Press release

Elements

An example of a press release, a Wikipedia press release template prepared by the Wikimedia Foundation communications team

Technically, anything deliberately sent to a reporter or media source is considered a press release: it is information released by the act of being sent to the media. However, public relations professionals often follow a standard format that they believe is efficient and increases their odds of getting the publicity they desire. The format is supposed to help journalists separate press releases from other PR communication methods, such as pitch letters or media advisories. Generally, a PR body consists of 4 to 5 paragraphs with word limit ranging from 400 to 500. [1] However, press releases can be anywhere from 300 to 800 words [2]

As the internet has gained prevalence the way journalists like to be approached has also changed. A format suggested by Kristen Nicole, a former Mashable writer who is now the Senior Managing Editor of SiliconANGLE.com. is sending one sentence as to why this story works for my publication, and 5 bullet points for context. Kristen also recommends pitching writers directly over pitching editors saying:

"I’d recommend pitching the writer first, with an angle specific to their beat. If a case needs to be made to the editor, it can fare better coming from the writer, who’s already had an opportunity to work out an angle with the PR rep. As an editor, I’m more likely to prioritize emails coming from those I have personal relationships with. These have been built over the years from the days when I was the writer presenting to my editors. Starting a new relationship with me as an editor, the most successful pitches have been those offering high profile interviews (editors that still write columns will want to take these for themselves before passing them off to junior writers) or highly specific content, like an original guest contribution." [3]

Some of these common structural elements include:

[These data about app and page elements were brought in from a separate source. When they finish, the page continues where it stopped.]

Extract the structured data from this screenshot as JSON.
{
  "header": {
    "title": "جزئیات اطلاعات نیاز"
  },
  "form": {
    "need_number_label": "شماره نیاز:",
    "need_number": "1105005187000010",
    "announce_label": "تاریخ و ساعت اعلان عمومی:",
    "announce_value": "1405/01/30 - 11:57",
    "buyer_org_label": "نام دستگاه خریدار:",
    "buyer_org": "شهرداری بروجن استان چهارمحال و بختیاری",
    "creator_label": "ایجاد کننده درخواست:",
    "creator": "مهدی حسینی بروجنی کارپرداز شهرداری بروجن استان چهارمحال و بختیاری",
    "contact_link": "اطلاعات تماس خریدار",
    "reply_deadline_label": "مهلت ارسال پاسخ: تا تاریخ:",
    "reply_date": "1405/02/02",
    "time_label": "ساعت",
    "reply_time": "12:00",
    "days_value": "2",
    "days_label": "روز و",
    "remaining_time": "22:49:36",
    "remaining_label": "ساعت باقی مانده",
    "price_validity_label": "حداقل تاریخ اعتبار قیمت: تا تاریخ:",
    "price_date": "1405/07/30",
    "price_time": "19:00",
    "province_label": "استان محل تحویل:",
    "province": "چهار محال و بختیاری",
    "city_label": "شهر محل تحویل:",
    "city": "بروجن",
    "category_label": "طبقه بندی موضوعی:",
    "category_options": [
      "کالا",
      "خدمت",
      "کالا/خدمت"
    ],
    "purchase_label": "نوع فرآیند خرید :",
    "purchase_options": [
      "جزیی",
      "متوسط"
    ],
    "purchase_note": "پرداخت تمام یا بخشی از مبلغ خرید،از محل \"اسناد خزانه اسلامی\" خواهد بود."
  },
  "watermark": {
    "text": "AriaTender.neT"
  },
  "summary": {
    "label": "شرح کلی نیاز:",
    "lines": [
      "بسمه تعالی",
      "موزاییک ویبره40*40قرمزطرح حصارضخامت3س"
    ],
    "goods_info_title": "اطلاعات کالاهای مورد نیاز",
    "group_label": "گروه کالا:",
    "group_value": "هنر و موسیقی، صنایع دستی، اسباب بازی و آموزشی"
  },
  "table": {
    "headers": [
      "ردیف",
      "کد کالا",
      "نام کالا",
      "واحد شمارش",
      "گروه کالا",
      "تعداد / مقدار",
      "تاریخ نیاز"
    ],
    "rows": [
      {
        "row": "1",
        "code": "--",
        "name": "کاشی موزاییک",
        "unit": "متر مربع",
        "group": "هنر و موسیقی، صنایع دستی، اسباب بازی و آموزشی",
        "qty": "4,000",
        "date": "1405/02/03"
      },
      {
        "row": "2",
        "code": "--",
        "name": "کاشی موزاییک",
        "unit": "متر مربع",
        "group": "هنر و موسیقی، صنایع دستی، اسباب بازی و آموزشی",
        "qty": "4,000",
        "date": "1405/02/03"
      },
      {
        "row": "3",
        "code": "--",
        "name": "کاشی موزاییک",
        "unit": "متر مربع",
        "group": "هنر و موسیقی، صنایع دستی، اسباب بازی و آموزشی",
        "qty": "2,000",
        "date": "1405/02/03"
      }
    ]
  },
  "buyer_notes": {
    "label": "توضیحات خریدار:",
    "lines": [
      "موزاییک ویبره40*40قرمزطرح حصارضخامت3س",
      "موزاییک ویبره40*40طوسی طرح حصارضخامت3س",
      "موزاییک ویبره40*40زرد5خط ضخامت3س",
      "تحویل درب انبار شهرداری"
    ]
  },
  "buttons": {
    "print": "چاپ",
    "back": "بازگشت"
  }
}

  • Headline – used to grab the attention of journalists and briefly summarize the news.
  • Dateline – contains the release date and usually the originating city of the press release. If the date listed is after the date that the information was actually sent to the media, then the sender is requesting a news embargo, which journalists are under no obligation to honor.
  • Introduction – first paragraph in a press release, that generally gives basic answers to the questions of who, what, when, where and why.
  • Body – further explanation, statistics, background, or other details relevant to the news.
  • Boilerplate – generally a short "about" section, providing independent background on the issuing company, organization, or individual.
  • Close – in North America, traditionally the symbol "-30-" appears after the boilerplate or body and before the media contact information, indicating to media that the release has ended. A more modern equivalent has been the "###" symbol. In other countries, other means of indicating the end of the release may be used, such as the text "ends".
  • Media contact information – name, phone number, email address, mailing address, or other contact information for the PR or other media relations contact person.

As the Internet has assumed growing prominence in the news cycle, press release writing styles have necessarily evolved. [4] Editors of online newsletters, for instance, often lack the staff to convert traditional press release prose into more readable, print-ready copy. [5]

Other Languages
العربية: بيان صحفي
беларуская: Прэс-рэліз
čeština: Tisková zpráva
한국어: 보도자료
Հայերեն: Կոմյունիկե
Bahasa Indonesia: Siaran pers
ქართული: პრეს-რელიზი
latviešu: Preses relīze
монгол: Пресс-релиз
Nederlands: Persbericht
norsk nynorsk: Pressemelding
русский: Пресс-релиз
Simple English: News release
slovenčina: Tlačová správa
slovenščina: Izjava za javnost
српски / srpski: Саопштење
srpskohrvatski / српскохрватски: Saopštenje
українська: Прес-реліз
粵語: 鱔稿
中文: 新聞稿